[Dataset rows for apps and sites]
Segment Open
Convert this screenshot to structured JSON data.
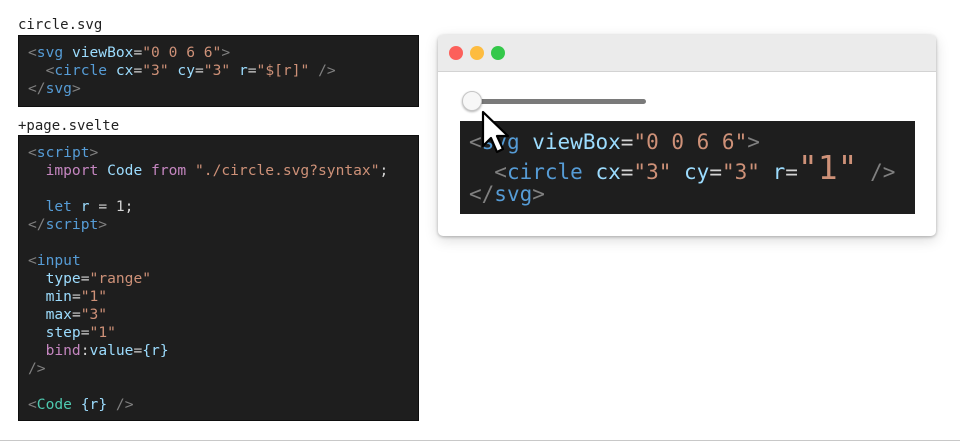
{
  "files": {
    "circle": {
      "name": "circle.svg",
      "code": {
        "l1_open": "<",
        "l1_tag": "svg",
        "l1_attr": "viewBox",
        "l1_eq": "=",
        "l1_val": "\"0 0 6 6\"",
        "l1_close": ">",
        "l2_open": "<",
        "l2_tag": "circle",
        "l2_a1": "cx",
        "l2_eq1": "=",
        "l2_v1": "\"3\"",
        "l2_a2": "cy",
        "l2_eq2": "=",
        "l2_v2": "\"3\"",
        "l2_a3": "r",
        "l2_eq3": "=",
        "l2_v3": "\"$[r]\"",
        "l2_close": "/>",
        "l3_open": "</",
        "l3_tag": "svg",
        "l3_close": ">"
      }
    },
    "page": {
      "name": "+page.svelte",
      "code": {
        "s_open": "<",
        "s_tag": "script",
        "s_close": ">",
        "imp_kw": "import",
        "imp_name": "Code",
        "imp_from": "from",
        "imp_str": "\"./circle.svg?syntax\"",
        "imp_semi": ";",
        "let_kw": "let",
        "let_var": "r",
        "let_rest": " = 1;",
        "se_open": "</",
        "se_tag": "script",
        "se_close": ">",
        "in_open": "<",
        "in_tag": "input",
        "type_attr": "type",
        "type_eq": "=",
        "type_val": "\"range\"",
        "min_attr": "min",
        "min_eq": "=",
        "min_val": "\"1\"",
        "max_attr": "max",
        "max_eq": "=",
        "max_val": "\"3\"",
        "step_attr": "step",
        "step_eq": "=",
        "step_val": "\"1\"",
        "bind_kw": "bind",
        "bind_colon": ":",
        "bind_attr": "value",
        "bind_eq": "=",
        "bind_val": "{r}",
        "in_close": "/>",
        "c_open": "<",
        "c_tag": "Code",
        "c_val": "{r}",
        "c_close": "/>"
      }
    }
  },
  "preview": {
    "slider": {
      "min": 1,
      "max": 3,
      "step": 1,
      "value": 1
    },
    "code": {
      "l1_open": "<",
      "l1_tag": "svg",
      "l1_attr": "viewBox",
      "l1_eq": "=",
      "l1_val": "\"0 0 6 6\"",
      "l1_close": ">",
      "l2_open": "<",
      "l2_tag": "circle",
      "l2_a1": "cx",
      "l2_eq1": "=",
      "l2_v1": "\"3\"",
      "l2_a2": "cy",
      "l2_eq2": "=",
      "l2_v2": "\"3\"",
      "l2_a3": "r",
      "l2_eq3": "=",
      "l2_q1": "\"",
      "l2_num": "1",
      "l2_q2": "\"",
      "l2_close": "/>",
      "l3_open": "</",
      "l3_tag": "svg",
      "l3_close": ">"
    }
  },
  "colors": {
    "window_close": "#fc605b",
    "window_minimize": "#fdbc40",
    "window_zoom": "#34c84a",
    "code_bg": "#1e1e1e"
  },
  "icons": {
    "cursor": "mouse-pointer-icon"
  }
}
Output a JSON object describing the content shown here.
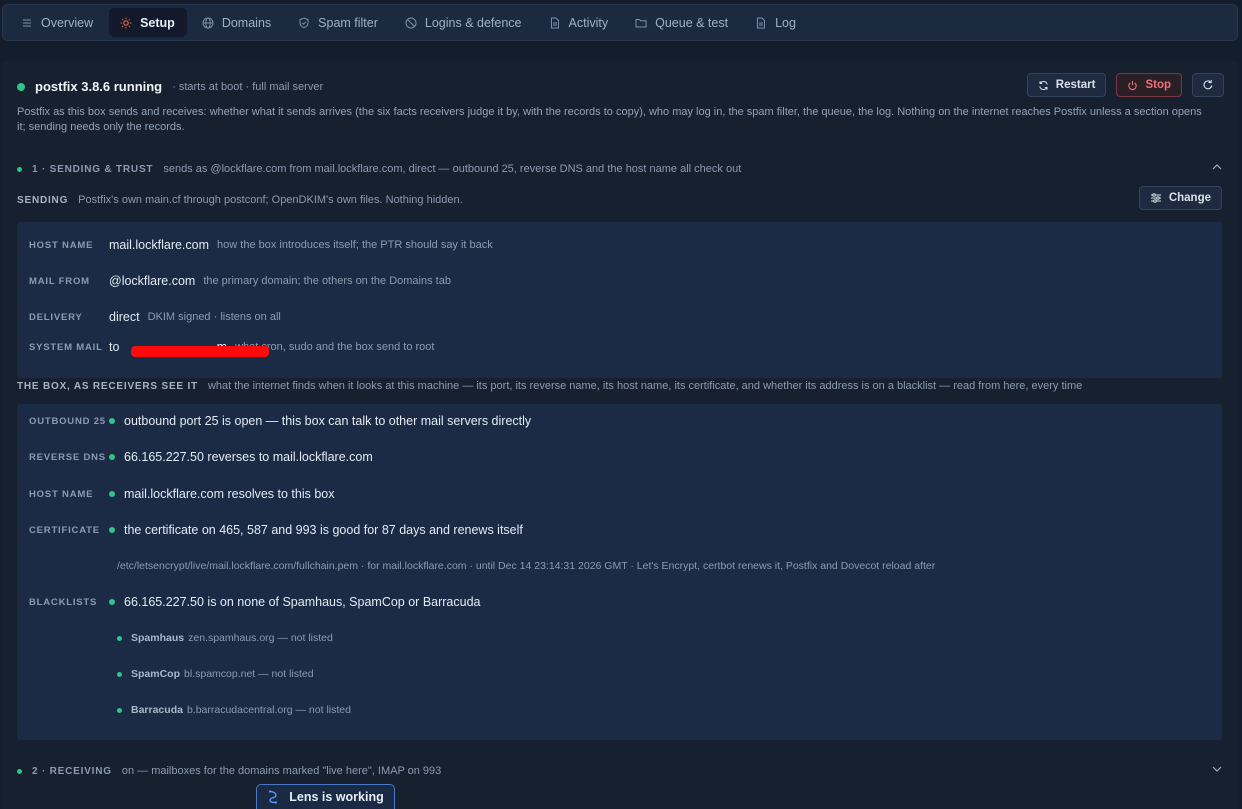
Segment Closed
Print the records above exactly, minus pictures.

Convert this screenshot to structured JSON data.
{
  "files": {
    "circle": {
      "name": "circle.svg",
      "code": {
        "l1_open": "<",
        "l1_tag": "svg",
        "l1_attr": "viewBox",
        "l1_eq": "=",
        "l1_val": "\"0 0 6 6\"",
        "l1_close": ">",
        "l2_open": "<",
        "l2_tag": "circle",
        "l2_a1": "cx",
        "l2_eq1": "=",
        "l2_v1": "\"3\"",
        "l2_a2": "cy",
        "l2_eq2": "=",
        "l2_v2": "\"3\"",
        "l2_a3": "r",
        "l2_eq3": "=",
        "l2_v3": "\"$[r]\"",
        "l2_close": "/>",
        "l3_open": "</",
        "l3_tag": "svg",
        "l3_close": ">"
      }
    },
    "page": {
      "name": "+page.svelte",
      "code": {
        "s_open": "<",
        "s_tag": "script",
        "s_close": ">",
        "imp_kw": "import",
        "imp_name": "Code",
        "imp_from": "from",
        "imp_str": "\"./circle.svg?syntax\"",
        "imp_semi": ";",
        "let_kw": "let",
        "let_var": "r",
        "let_rest": " = 1;",
        "se_open": "</",
        "se_tag": "script",
        "se_close": ">",
        "in_open": "<",
        "in_tag": "input",
        "type_attr": "type",
        "type_eq": "=",
        "type_val": "\"range\"",
        "min_attr": "min",
        "min_eq": "=",
        "min_val": "\"1\"",
        "max_attr": "max",
        "max_eq": "=",
        "max_val": "\"3\"",
        "step_attr": "step",
        "step_eq": "=",
        "step_val": "\"1\"",
        "bind_kw": "bind",
        "bind_colon": ":",
        "bind_attr": "value",
        "bind_eq": "=",
        "bind_val": "{r}",
        "in_close": "/>",
        "c_open": "<",
        "c_tag": "Code",
        "c_val": "{r}",
        "c_close": "/>"
      }
    }
  },
  "preview": {
    "slider": {
      "min": 1,
      "max": 3,
      "step": 1,
      "value": 1
    },
    "code": {
      "l1_open": "<",
      "l1_tag": "svg",
      "l1_attr": "viewBox",
      "l1_eq": "=",
      "l1_val": "\"0 0 6 6\"",
      "l1_close": ">",
      "l2_open": "<",
      "l2_tag": "circle",
      "l2_a1": "cx",
      "l2_eq1": "=",
      "l2_v1": "\"3\"",
      "l2_a2": "cy",
      "l2_eq2": "=",
      "l2_v2": "\"3\"",
      "l2_a3": "r",
      "l2_eq3": "=",
      "l2_q1": "\"",
      "l2_num": "1",
      "l2_q2": "\"",
      "l2_close": "/>",
      "l3_open": "</",
      "l3_tag": "svg",
      "l3_close": ">"
    }
  },
  "colors": {
    "window_close": "#fc605b",
    "window_minimize": "#fdbc40",
    "window_zoom": "#34c84a",
    "code_bg": "#1e1e1e"
  },
  "icons": {
    "cursor": "mouse-pointer-icon"
  }
}
Output a JSON object describing the content shown here.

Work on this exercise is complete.